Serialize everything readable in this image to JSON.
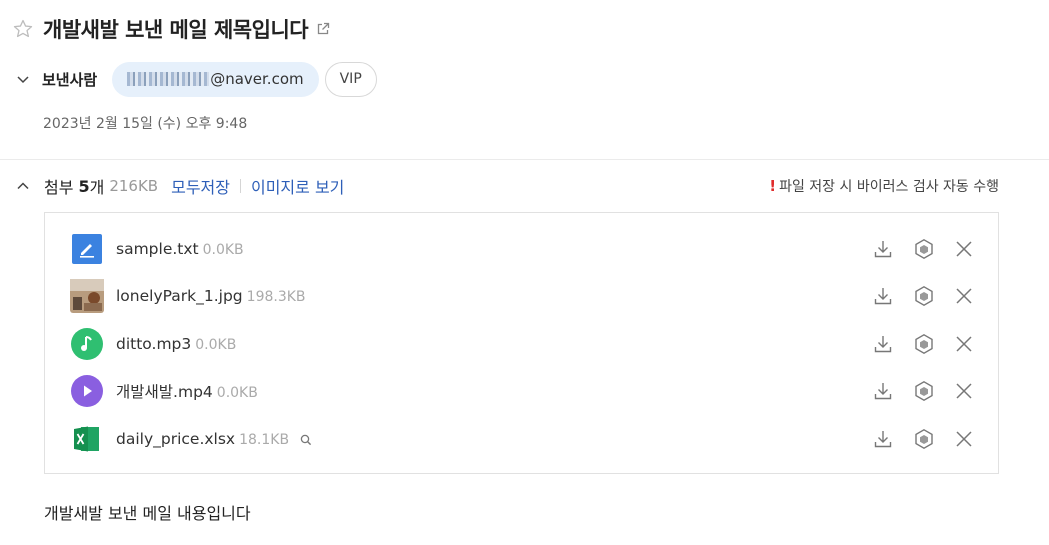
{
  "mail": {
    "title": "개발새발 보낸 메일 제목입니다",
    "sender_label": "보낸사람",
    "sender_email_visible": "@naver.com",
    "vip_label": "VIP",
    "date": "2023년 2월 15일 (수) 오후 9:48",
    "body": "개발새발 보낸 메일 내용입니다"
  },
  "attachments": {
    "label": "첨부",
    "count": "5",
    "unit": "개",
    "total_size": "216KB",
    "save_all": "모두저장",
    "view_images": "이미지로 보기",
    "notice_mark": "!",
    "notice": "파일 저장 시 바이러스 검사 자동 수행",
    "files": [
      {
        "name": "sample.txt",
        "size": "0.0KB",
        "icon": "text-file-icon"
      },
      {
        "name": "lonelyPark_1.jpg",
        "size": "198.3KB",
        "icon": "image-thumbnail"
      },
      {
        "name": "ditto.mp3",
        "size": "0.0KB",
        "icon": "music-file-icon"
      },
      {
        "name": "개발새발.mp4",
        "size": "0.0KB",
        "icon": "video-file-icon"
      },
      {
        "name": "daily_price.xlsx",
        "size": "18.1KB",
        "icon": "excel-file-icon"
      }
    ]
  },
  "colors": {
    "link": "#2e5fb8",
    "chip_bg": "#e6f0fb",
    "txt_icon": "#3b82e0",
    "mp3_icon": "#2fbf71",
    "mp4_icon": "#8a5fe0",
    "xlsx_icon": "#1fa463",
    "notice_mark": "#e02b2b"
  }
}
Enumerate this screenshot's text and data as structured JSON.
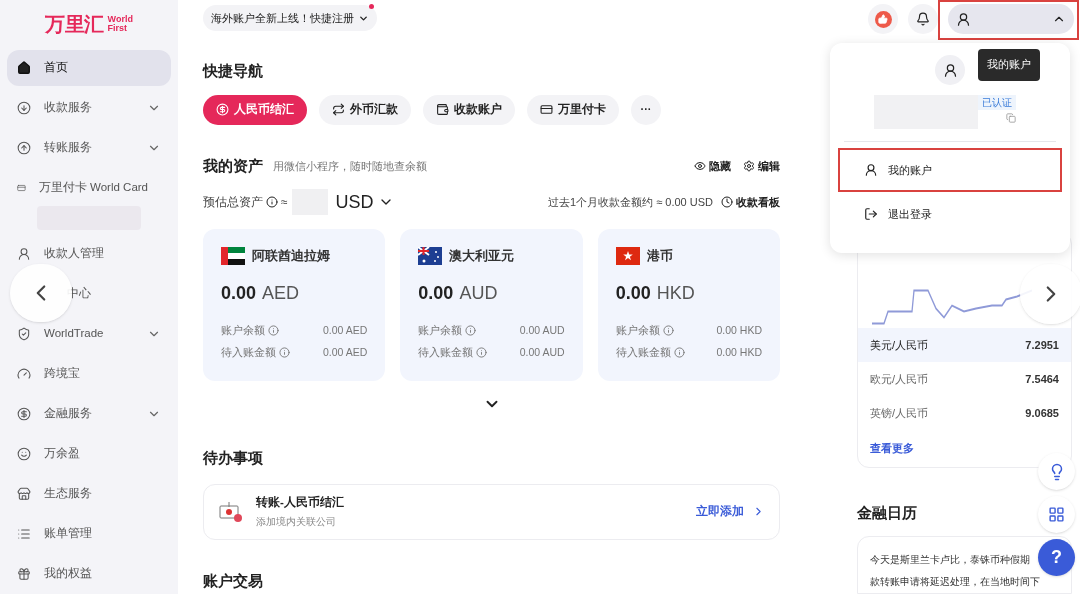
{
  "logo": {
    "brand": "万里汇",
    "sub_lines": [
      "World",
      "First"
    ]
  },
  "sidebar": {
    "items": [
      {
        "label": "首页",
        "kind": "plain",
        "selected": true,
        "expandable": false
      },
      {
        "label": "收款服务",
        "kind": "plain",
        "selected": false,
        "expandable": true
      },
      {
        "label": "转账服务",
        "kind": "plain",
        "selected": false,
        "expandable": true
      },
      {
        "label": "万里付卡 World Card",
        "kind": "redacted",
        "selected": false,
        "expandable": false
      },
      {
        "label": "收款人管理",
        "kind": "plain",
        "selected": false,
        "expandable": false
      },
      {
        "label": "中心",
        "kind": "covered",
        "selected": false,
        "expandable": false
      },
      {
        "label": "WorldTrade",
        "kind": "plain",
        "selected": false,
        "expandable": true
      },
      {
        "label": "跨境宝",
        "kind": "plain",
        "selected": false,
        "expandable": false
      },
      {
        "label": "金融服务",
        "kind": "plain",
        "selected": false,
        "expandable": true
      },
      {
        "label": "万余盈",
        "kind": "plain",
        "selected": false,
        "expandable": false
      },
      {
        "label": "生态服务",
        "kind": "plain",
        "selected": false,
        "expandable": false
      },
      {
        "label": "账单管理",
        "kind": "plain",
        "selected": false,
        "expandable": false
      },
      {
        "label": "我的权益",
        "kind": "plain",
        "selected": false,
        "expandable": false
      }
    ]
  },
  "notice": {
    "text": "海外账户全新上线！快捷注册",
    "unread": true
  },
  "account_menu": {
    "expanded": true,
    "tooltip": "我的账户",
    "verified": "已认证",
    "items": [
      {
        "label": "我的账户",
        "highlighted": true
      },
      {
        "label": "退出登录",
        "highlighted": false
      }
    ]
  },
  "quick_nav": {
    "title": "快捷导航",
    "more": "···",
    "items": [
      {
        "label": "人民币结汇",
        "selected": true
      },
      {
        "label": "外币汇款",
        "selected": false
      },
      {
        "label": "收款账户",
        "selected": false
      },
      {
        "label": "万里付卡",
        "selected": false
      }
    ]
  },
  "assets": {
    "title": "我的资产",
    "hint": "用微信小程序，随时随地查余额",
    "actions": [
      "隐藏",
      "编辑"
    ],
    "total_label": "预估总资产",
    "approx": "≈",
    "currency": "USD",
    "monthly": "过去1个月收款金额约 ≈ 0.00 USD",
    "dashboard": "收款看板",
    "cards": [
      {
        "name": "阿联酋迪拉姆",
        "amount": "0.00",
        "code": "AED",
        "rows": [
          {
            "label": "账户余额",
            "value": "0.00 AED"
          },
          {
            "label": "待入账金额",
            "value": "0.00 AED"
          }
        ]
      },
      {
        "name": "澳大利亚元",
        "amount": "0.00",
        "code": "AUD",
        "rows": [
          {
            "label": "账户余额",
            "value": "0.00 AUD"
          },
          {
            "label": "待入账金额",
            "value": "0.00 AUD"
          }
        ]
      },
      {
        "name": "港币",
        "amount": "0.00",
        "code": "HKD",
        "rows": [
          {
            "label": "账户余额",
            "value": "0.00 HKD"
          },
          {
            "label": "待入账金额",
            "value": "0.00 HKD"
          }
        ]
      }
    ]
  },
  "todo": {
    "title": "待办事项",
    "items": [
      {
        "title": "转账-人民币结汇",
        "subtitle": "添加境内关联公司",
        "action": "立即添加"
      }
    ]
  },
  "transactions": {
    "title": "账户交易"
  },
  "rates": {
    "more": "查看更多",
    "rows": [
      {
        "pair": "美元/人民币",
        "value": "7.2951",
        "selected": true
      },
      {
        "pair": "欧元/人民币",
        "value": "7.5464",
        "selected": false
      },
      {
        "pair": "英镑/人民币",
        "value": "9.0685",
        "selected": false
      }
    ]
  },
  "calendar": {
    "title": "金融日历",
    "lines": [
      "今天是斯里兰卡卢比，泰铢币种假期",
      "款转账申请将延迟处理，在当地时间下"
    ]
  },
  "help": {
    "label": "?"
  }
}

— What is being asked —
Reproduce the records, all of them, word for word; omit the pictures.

— Output for this task —
Serialize everything readable in this image to JSON.
{
  "mail": {
    "title": "개발새발 보낸 메일 제목입니다",
    "sender_label": "보낸사람",
    "sender_email_visible": "@naver.com",
    "vip_label": "VIP",
    "date": "2023년 2월 15일 (수) 오후 9:48",
    "body": "개발새발 보낸 메일 내용입니다"
  },
  "attachments": {
    "label": "첨부",
    "count": "5",
    "unit": "개",
    "total_size": "216KB",
    "save_all": "모두저장",
    "view_images": "이미지로 보기",
    "notice_mark": "!",
    "notice": "파일 저장 시 바이러스 검사 자동 수행",
    "files": [
      {
        "name": "sample.txt",
        "size": "0.0KB",
        "icon": "text-file-icon"
      },
      {
        "name": "lonelyPark_1.jpg",
        "size": "198.3KB",
        "icon": "image-thumbnail"
      },
      {
        "name": "ditto.mp3",
        "size": "0.0KB",
        "icon": "music-file-icon"
      },
      {
        "name": "개발새발.mp4",
        "size": "0.0KB",
        "icon": "video-file-icon"
      },
      {
        "name": "daily_price.xlsx",
        "size": "18.1KB",
        "icon": "excel-file-icon"
      }
    ]
  },
  "colors": {
    "link": "#2e5fb8",
    "chip_bg": "#e6f0fb",
    "txt_icon": "#3b82e0",
    "mp3_icon": "#2fbf71",
    "mp4_icon": "#8a5fe0",
    "xlsx_icon": "#1fa463",
    "notice_mark": "#e02b2b"
  }
}
Enumerate this screenshot's text and data as structured JSON.
{
  "logo": {
    "brand": "万里汇",
    "sub_lines": [
      "World",
      "First"
    ]
  },
  "sidebar": {
    "items": [
      {
        "label": "首页",
        "kind": "plain",
        "selected": true,
        "expandable": false
      },
      {
        "label": "收款服务",
        "kind": "plain",
        "selected": false,
        "expandable": true
      },
      {
        "label": "转账服务",
        "kind": "plain",
        "selected": false,
        "expandable": true
      },
      {
        "label": "万里付卡 World Card",
        "kind": "redacted",
        "selected": false,
        "expandable": false
      },
      {
        "label": "收款人管理",
        "kind": "plain",
        "selected": false,
        "expandable": false
      },
      {
        "label": "中心",
        "kind": "covered",
        "selected": false,
        "expandable": false
      },
      {
        "label": "WorldTrade",
        "kind": "plain",
        "selected": false,
        "expandable": true
      },
      {
        "label": "跨境宝",
        "kind": "plain",
        "selected": false,
        "expandable": false
      },
      {
        "label": "金融服务",
        "kind": "plain",
        "selected": false,
        "expandable": true
      },
      {
        "label": "万余盈",
        "kind": "plain",
        "selected": false,
        "expandable": false
      },
      {
        "label": "生态服务",
        "kind": "plain",
        "selected": false,
        "expandable": false
      },
      {
        "label": "账单管理",
        "kind": "plain",
        "selected": false,
        "expandable": false
      },
      {
        "label": "我的权益",
        "kind": "plain",
        "selected": false,
        "expandable": false
      }
    ]
  },
  "notice": {
    "text": "海外账户全新上线！快捷注册",
    "unread": true
  },
  "account_menu": {
    "expanded": true,
    "tooltip": "我的账户",
    "verified": "已认证",
    "items": [
      {
        "label": "我的账户",
        "highlighted": true
      },
      {
        "label": "退出登录",
        "highlighted": false
      }
    ]
  },
  "quick_nav": {
    "title": "快捷导航",
    "more": "···",
    "items": [
      {
        "label": "人民币结汇",
        "selected": true
      },
      {
        "label": "外币汇款",
        "selected": false
      },
      {
        "label": "收款账户",
        "selected": false
      },
      {
        "label": "万里付卡",
        "selected": false
      }
    ]
  },
  "assets": {
    "title": "我的资产",
    "hint": "用微信小程序，随时随地查余额",
    "actions": [
      "隐藏",
      "编辑"
    ],
    "total_label": "预估总资产",
    "approx": "≈",
    "currency": "USD",
    "monthly": "过去1个月收款金额约 ≈ 0.00 USD",
    "dashboard": "收款看板",
    "cards": [
      {
        "name": "阿联酋迪拉姆",
        "amount": "0.00",
        "code": "AED",
        "rows": [
          {
            "label": "账户余额",
            "value": "0.00 AED"
          },
          {
            "label": "待入账金额",
            "value": "0.00 AED"
          }
        ]
      },
      {
        "name": "澳大利亚元",
        "amount": "0.00",
        "code": "AUD",
        "rows": [
          {
            "label": "账户余额",
            "value": "0.00 AUD"
          },
          {
            "label": "待入账金额",
            "value": "0.00 AUD"
          }
        ]
      },
      {
        "name": "港币",
        "amount": "0.00",
        "code": "HKD",
        "rows": [
          {
            "label": "账户余额",
            "value": "0.00 HKD"
          },
          {
            "label": "待入账金额",
            "value": "0.00 HKD"
          }
        ]
      }
    ]
  },
  "todo": {
    "title": "待办事项",
    "items": [
      {
        "title": "转账-人民币结汇",
        "subtitle": "添加境内关联公司",
        "action": "立即添加"
      }
    ]
  },
  "transactions": {
    "title": "账户交易"
  },
  "rates": {
    "more": "查看更多",
    "rows": [
      {
        "pair": "美元/人民币",
        "value": "7.2951",
        "selected": true
      },
      {
        "pair": "欧元/人民币",
        "value": "7.5464",
        "selected": false
      },
      {
        "pair": "英镑/人民币",
        "value": "9.0685",
        "selected": false
      }
    ]
  },
  "calendar": {
    "title": "金融日历",
    "lines": [
      "今天是斯里兰卡卢比，泰铢币种假期",
      "款转账申请将延迟处理，在当地时间下"
    ]
  },
  "help": {
    "label": "?"
  }
}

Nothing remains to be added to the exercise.